(It’s also worth noting that Natalie Dormer is stunningly beautiful, but Anne wasn’t a great beauty. Tudor beauty ideals at the time were pale skin, fair hair and blue eyes and Anne had none of these, but she oozed charisma and wit and that’s what drew people to her.)
To the people out there claiming Jodie Turner-Smith’s casting is as bad as a white person being cast as Rosa Parks or Martin Luther King Jr., I’m here to tell you why you’re wrong. I doubt you’re reading this, though, and if you are and you continue to be a bigot, I hope you step on a Lego.
It’s not a double-standard to say a white person couldn’t play someone like Rosa Parks because race is a huge part of Rosa’s story. She wasn’t told to give up her seat on the bus because she was a woman or because she supported the wrong football team, she was told to get up because she was Black and therefore viewed as a second class citizen. Casting a white actress would completely remove what Rosa Parks was fighting for in the first place.
Anne Boleyn, on the other hand, had plenty of things to worry about, but the colour of her skin wasn’t one of them. In fact racism as we now know it wasn’t really a thing in Tudor England; the colour of your skin didn’t matter the way your religion did. Initially the slave trade argued that slaves were lesser because they weren’t Christian, but when slaves began to be converted to Christianity the slave trade needed another reason to keep those poor people under their boot, and they chose their skin colour. Racism is man-made.

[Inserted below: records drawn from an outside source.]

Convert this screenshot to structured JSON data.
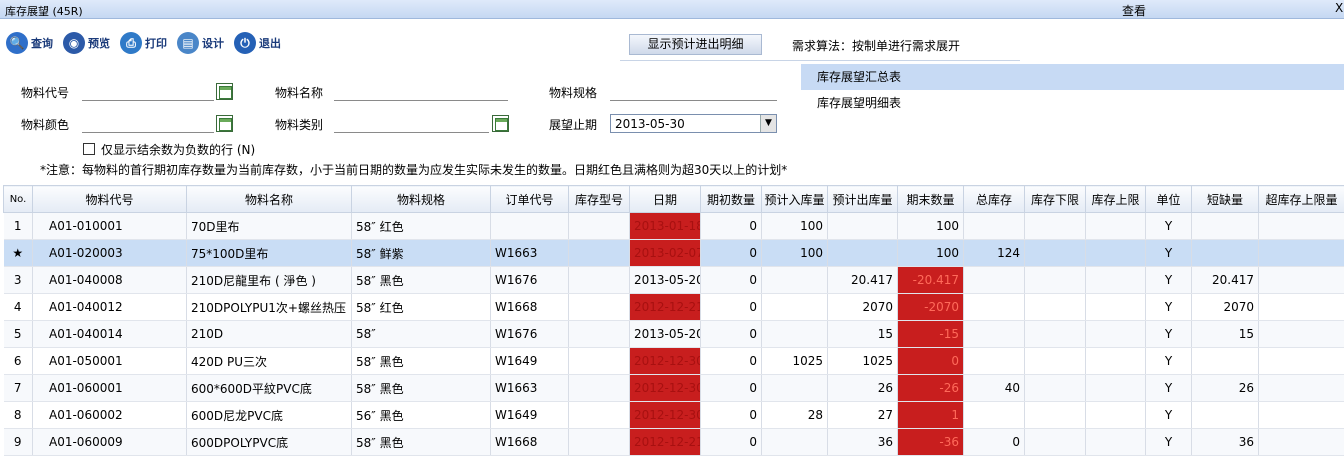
{
  "window": {
    "title": "库存展望 (45R)",
    "center": "查看",
    "close": "X"
  },
  "toolbar": [
    {
      "label": "查询",
      "icon": "search-icon",
      "color": "#2f6fc9",
      "glyph": "🔍"
    },
    {
      "label": "预览",
      "icon": "preview-icon",
      "color": "#2c5aa8",
      "glyph": "◉"
    },
    {
      "label": "打印",
      "icon": "print-icon",
      "color": "#2f7ac8",
      "glyph": "⎙"
    },
    {
      "label": "设计",
      "icon": "design-icon",
      "color": "#4a86c8",
      "glyph": "▤"
    },
    {
      "label": "退出",
      "icon": "exit-icon",
      "color": "#2561b6",
      "glyph": "⏻"
    }
  ],
  "show_detail_button": "显示预计进出明细",
  "algorithm_text": "需求算法：按制单进行需求展开",
  "filters": {
    "material_code_label": "物料代号",
    "material_code_value": "",
    "material_name_label": "物料名称",
    "material_name_value": "",
    "material_spec_label": "物料规格",
    "material_spec_value": "",
    "material_color_label": "物料颜色",
    "material_color_value": "",
    "material_type_label": "物料类别",
    "material_type_value": "",
    "horizon_label": "展望止期",
    "horizon_value": "2013-05-30"
  },
  "negative_only_label": "仅显示结余数为负数的行 (N)",
  "note": "*注意：每物料的首行期初库存数量为当前库存数，小于当前日期的数量为应发生实际未发生的数量。日期红色且满格则为超30天以上的计划*",
  "side_nav": [
    "库存展望汇总表",
    "库存展望明细表"
  ],
  "columns": [
    "No.",
    "物料代号",
    "物料名称",
    "物料规格",
    "订单代号",
    "库存型号",
    "日期",
    "期初数量",
    "预计入库量",
    "预计出库量",
    "期末数量",
    "总库存",
    "库存下限",
    "库存上限",
    "单位",
    "短缺量",
    "超库存上限量"
  ],
  "rows": [
    {
      "no": "1",
      "code": "A01-010001",
      "name": "70D里布",
      "spec": "58″ 红色",
      "order": "",
      "model": "",
      "date": "2013-01-18",
      "date_red": true,
      "begin": "0",
      "in": "100",
      "out": "",
      "end": "100",
      "end_red": false,
      "total": "",
      "low": "",
      "high": "",
      "unit": "Y",
      "short": "",
      "over": ""
    },
    {
      "no": "★",
      "code": "A01-020003",
      "name": "75*100D里布",
      "spec": "58″ 鲜紫",
      "order": "W1663",
      "model": "",
      "date": "2013-02-07",
      "date_red": true,
      "begin": "0",
      "in": "100",
      "out": "",
      "end": "100",
      "end_red": false,
      "total": "124",
      "low": "",
      "high": "",
      "unit": "Y",
      "short": "",
      "over": ""
    },
    {
      "no": "3",
      "code": "A01-040008",
      "name": "210D尼龍里布 ( 淨色 )",
      "spec": "58″ 黑色",
      "order": "W1676",
      "model": "",
      "date": "2013-05-20",
      "date_red": false,
      "begin": "0",
      "in": "",
      "out": "20.417",
      "end": "-20.417",
      "end_red": true,
      "total": "",
      "low": "",
      "high": "",
      "unit": "Y",
      "short": "20.417",
      "over": ""
    },
    {
      "no": "4",
      "code": "A01-040012",
      "name": "210DPOLYPU1次+螺丝热压",
      "spec": "58″ 红色",
      "order": "W1668",
      "model": "",
      "date": "2012-12-21",
      "date_red": true,
      "begin": "0",
      "in": "",
      "out": "2070",
      "end": "-2070",
      "end_red": true,
      "total": "",
      "low": "",
      "high": "",
      "unit": "Y",
      "short": "2070",
      "over": ""
    },
    {
      "no": "5",
      "code": "A01-040014",
      "name": "210D",
      "spec": "58″",
      "order": "W1676",
      "model": "",
      "date": "2013-05-20",
      "date_red": false,
      "begin": "0",
      "in": "",
      "out": "15",
      "end": "-15",
      "end_red": true,
      "total": "",
      "low": "",
      "high": "",
      "unit": "Y",
      "short": "15",
      "over": ""
    },
    {
      "no": "6",
      "code": "A01-050001",
      "name": "420D PU三次",
      "spec": "58″ 黑色",
      "order": "W1649",
      "model": "",
      "date": "2012-12-30",
      "date_red": true,
      "begin": "0",
      "in": "1025",
      "out": "1025",
      "end": "0",
      "end_red": true,
      "total": "",
      "low": "",
      "high": "",
      "unit": "Y",
      "short": "",
      "over": ""
    },
    {
      "no": "7",
      "code": "A01-060001",
      "name": "600*600D平紋PVC底",
      "spec": "58″ 黑色",
      "order": "W1663",
      "model": "",
      "date": "2012-12-30",
      "date_red": true,
      "begin": "0",
      "in": "",
      "out": "26",
      "end": "-26",
      "end_red": true,
      "total": "40",
      "low": "",
      "high": "",
      "unit": "Y",
      "short": "26",
      "over": ""
    },
    {
      "no": "8",
      "code": "A01-060002",
      "name": "600D尼龙PVC底",
      "spec": "56″ 黑色",
      "order": "W1649",
      "model": "",
      "date": "2012-12-30",
      "date_red": true,
      "begin": "0",
      "in": "28",
      "out": "27",
      "end": "1",
      "end_red": true,
      "total": "",
      "low": "",
      "high": "",
      "unit": "Y",
      "short": "",
      "over": ""
    },
    {
      "no": "9",
      "code": "A01-060009",
      "name": "600DPOLYPVC底",
      "spec": "58″ 黑色",
      "order": "W1668",
      "model": "",
      "date": "2012-12-21",
      "date_red": true,
      "begin": "0",
      "in": "",
      "out": "36",
      "end": "-36",
      "end_red": true,
      "total": "0",
      "low": "",
      "high": "",
      "unit": "Y",
      "short": "36",
      "over": ""
    }
  ]
}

Fiction often reflects the context it’s been created in, and I think showing a Black woman at the mercy of a white king and his white councillors will add a whole new layer of understanding to what happened to Anne Boleyn. Unlike her predecessor, Katharine of Aragon, Anne wasn’t a foreign-born princess whose safety would therefore be guaranteed because Henry VIII could have started a war with Spain if he’d had her killed on trumped up charges. Anne was an English citizen and the person she might have turned to to plead her case was the very man who wanted her dead. Her guilt was decided before her trial even began.
Ultimately, though, if you don’t want to watch a drama with a Black Anne Boleyn, then DON’T WATCH IT. No one is going to force you to, and that the media keep bringing up that Anne is being played by a Black actress is them relying on the anger of bigots to sell their news stories. They’re talking about Jodie Turner-Smith as though her skin colour is the most important thing about her, and not what it is that she’ll bring to the role as an actress.
It’s just a show. It’s not the end of the world. I guess you’ll just have to choose from Vanessa Redgrave (A Man for All Seasons) or Genevieve Bujold (Anne of the Thousand Days) or Dorothy Tutin (Henry VIII and His Six Wives) or Helena Bonham Carter (Henry VIII) or Natalie Dormer (The Tudors) or Natalie Portman (The Other Boleyn Girl) or Claire Foy (Wolf Hall) or Millie O’Connell (Six the Musical) or Alice Nokes (The Spanish Princess) instead…